We talked to two Corning executives. John Bayne is Corning's High Performance Displays VP and General Manager, while Harrison Smookler is the commercial director and program manager of Willow Glass Substrates (flexible glass).
Tianma says they chose Lotus XG Glass because of the advanced properties of the glass. The company’s LTPS line is located in Xiamen, China, and has a capacity of 30,000 TFT modules, and more than 30,000 color-filter modules per month. It is the first Gen 5.5 LTPS line in China.
Corning announced today that it has been collaborating with AUO on high-performance displays, and AUO's new 5" HD720 AMOLED panels shown at Touch Taiwan use Corning's Lotus Glass. As far as I understand, they are using Corning's latest generation Lotus Glass XT.
AUO says they selected the Lotus Glass platform because of the glass substrate's outstanding thermal and dimensional stability, which facilitates efficient panel manufacturing during rigorous, high-temperature processing.
Corning announced their new, second-generation Lotus XT glass for high performance displays (LCDs and OLEDs). The Lotus XT offers better dimensional stability and can withstand higher temperatures compared to the previous version.
The new glass features better total-pitch variation (the distance features move during panel processing). All this means that using the new glass shall increase production yields and result in more precise manufacturing. The new glass can be used as substrate for LTPS and Oxide-TFT backplanes.
Samsung unveiled their new flagship smartphone, the Galaxy S4. As expected, it sports a 4.99" Full-HD (1920x1080, 441 PPI) Super AMOLED display behind a Corning Gorilla Glass 3. This phone will launch towards the end of April worldwide (on 327 carriers in 155 countries). The S4 seems to be more of an upgrade to the S3 than a revolutionary new handset.
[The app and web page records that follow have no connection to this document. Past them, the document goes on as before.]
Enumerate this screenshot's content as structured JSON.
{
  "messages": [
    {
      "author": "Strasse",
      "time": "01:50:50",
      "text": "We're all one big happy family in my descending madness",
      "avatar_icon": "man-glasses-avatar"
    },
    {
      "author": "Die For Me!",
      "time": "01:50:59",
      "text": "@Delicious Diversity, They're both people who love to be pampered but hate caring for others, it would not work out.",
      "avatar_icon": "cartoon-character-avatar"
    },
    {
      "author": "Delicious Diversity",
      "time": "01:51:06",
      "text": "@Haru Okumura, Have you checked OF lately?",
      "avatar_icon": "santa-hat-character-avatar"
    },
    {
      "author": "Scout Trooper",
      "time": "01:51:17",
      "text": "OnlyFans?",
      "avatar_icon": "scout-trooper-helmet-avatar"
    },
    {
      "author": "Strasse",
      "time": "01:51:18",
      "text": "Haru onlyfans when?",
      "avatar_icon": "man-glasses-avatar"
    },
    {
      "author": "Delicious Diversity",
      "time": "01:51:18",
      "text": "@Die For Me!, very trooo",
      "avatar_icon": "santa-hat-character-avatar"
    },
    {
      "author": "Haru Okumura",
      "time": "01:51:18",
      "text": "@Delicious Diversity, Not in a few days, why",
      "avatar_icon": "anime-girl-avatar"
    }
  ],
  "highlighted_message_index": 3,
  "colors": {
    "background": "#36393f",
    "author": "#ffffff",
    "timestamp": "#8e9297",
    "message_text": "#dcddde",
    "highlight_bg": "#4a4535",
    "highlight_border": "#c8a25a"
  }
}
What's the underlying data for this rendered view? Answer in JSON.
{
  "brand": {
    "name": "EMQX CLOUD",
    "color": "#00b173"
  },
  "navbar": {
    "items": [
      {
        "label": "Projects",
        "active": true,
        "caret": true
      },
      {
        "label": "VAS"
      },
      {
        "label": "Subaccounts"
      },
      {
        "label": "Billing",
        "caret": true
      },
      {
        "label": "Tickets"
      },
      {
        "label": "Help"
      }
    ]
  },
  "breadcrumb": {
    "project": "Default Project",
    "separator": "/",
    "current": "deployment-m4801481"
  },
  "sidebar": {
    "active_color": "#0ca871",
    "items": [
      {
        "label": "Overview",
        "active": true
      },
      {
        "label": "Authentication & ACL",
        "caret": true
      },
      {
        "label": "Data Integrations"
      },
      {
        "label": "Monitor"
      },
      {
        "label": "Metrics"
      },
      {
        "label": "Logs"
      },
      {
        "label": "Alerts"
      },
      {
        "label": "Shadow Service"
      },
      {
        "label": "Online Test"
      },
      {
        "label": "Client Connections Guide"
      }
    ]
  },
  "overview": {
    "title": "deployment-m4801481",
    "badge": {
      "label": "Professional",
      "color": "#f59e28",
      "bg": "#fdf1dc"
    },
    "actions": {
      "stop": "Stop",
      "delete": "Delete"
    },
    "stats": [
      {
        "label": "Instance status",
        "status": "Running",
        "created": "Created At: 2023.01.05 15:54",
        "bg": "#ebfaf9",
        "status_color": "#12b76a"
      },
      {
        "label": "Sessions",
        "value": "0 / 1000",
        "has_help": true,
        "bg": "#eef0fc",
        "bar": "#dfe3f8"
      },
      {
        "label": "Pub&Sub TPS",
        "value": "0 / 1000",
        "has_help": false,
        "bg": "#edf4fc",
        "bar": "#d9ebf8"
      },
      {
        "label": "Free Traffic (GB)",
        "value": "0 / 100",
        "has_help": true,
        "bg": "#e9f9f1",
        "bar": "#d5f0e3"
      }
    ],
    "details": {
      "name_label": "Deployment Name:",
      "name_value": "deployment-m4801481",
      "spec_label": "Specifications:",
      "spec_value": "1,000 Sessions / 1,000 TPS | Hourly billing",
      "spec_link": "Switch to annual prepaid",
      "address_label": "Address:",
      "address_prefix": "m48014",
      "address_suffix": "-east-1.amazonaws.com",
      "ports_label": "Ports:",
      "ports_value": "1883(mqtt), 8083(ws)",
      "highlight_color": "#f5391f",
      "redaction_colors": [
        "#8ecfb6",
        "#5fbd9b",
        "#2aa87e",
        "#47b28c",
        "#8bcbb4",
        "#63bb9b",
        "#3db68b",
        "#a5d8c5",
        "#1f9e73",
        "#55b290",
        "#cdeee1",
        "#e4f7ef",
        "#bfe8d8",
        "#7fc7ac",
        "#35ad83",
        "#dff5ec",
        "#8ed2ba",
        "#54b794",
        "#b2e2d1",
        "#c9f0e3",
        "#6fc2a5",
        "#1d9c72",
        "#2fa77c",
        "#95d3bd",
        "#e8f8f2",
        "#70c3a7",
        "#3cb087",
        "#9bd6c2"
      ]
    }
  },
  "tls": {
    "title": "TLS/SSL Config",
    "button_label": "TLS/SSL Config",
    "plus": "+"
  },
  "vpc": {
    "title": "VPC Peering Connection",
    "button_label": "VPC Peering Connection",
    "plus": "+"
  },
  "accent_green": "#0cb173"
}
According to previous reports, Samsung Display started producing these 5" Full-HD AMOLED panels in February at a rate of 3 million units per moth (this will grow to almost 10 million monthly units in coming months). The S3 is Samsung's best selling and fastest selling smartphone, and obviously the company hopes that the S4 will sell even better.